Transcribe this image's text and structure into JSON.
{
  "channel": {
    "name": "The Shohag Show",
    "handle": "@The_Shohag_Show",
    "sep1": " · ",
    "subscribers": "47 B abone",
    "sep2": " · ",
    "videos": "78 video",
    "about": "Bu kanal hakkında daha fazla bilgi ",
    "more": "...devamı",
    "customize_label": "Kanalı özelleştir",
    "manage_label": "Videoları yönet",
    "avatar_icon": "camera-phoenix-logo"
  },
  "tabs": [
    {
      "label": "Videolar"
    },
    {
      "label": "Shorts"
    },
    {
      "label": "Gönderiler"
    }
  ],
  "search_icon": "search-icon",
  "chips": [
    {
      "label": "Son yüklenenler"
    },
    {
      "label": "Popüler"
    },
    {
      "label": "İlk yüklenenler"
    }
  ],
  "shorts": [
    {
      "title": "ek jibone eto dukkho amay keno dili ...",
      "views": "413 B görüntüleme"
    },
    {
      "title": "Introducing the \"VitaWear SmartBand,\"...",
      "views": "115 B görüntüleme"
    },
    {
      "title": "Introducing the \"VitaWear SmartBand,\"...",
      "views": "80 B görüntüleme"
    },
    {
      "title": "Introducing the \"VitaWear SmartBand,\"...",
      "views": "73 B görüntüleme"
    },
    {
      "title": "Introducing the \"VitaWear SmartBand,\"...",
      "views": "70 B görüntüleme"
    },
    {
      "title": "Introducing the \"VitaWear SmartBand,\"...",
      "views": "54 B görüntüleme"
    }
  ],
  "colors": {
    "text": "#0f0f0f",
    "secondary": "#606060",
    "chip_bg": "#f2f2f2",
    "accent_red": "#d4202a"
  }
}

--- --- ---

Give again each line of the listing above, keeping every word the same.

Transcribe this image's text and structure into JSON.
{
  "channel": {
    "name": "The Shohag Show",
    "handle": "@The_Shohag_Show",
    "sep1": " · ",
    "subscribers": "47 B abone",
    "sep2": " · ",
    "videos": "78 video",
    "about": "Bu kanal hakkında daha fazla bilgi ",
    "more": "...devamı",
    "customize_label": "Kanalı özelleştir",
    "manage_label": "Videoları yönet",
    "avatar_icon": "camera-phoenix-logo"
  },
  "tabs": [
    {
      "label": "Videolar"
    },
    {
      "label": "Shorts"
    },
    {
      "label": "Gönderiler"
    }
  ],
  "search_icon": "search-icon",
  "chips": [
    {
      "label": "Son yüklenenler"
    },
    {
      "label": "Popüler"
    },
    {
      "label": "İlk yüklenenler"
    }
  ],
  "shorts": [
    {
      "title": "ek jibone eto dukkho amay keno dili ...",
      "views": "413 B görüntüleme"
    },
    {
      "title": "Introducing the \"VitaWear SmartBand,\"...",
      "views": "115 B görüntüleme"
    },
    {
      "title": "Introducing the \"VitaWear SmartBand,\"...",
      "views": "80 B görüntüleme"
    },
    {
      "title": "Introducing the \"VitaWear SmartBand,\"...",
      "views": "73 B görüntüleme"
    },
    {
      "title": "Introducing the \"VitaWear SmartBand,\"...",
      "views": "70 B görüntüleme"
    },
    {
      "title": "Introducing the \"VitaWear SmartBand,\"...",
      "views": "54 B görüntüleme"
    }
  ],
  "colors": {
    "text": "#0f0f0f",
    "secondary": "#606060",
    "chip_bg": "#f2f2f2",
    "accent_red": "#d4202a"
  }
}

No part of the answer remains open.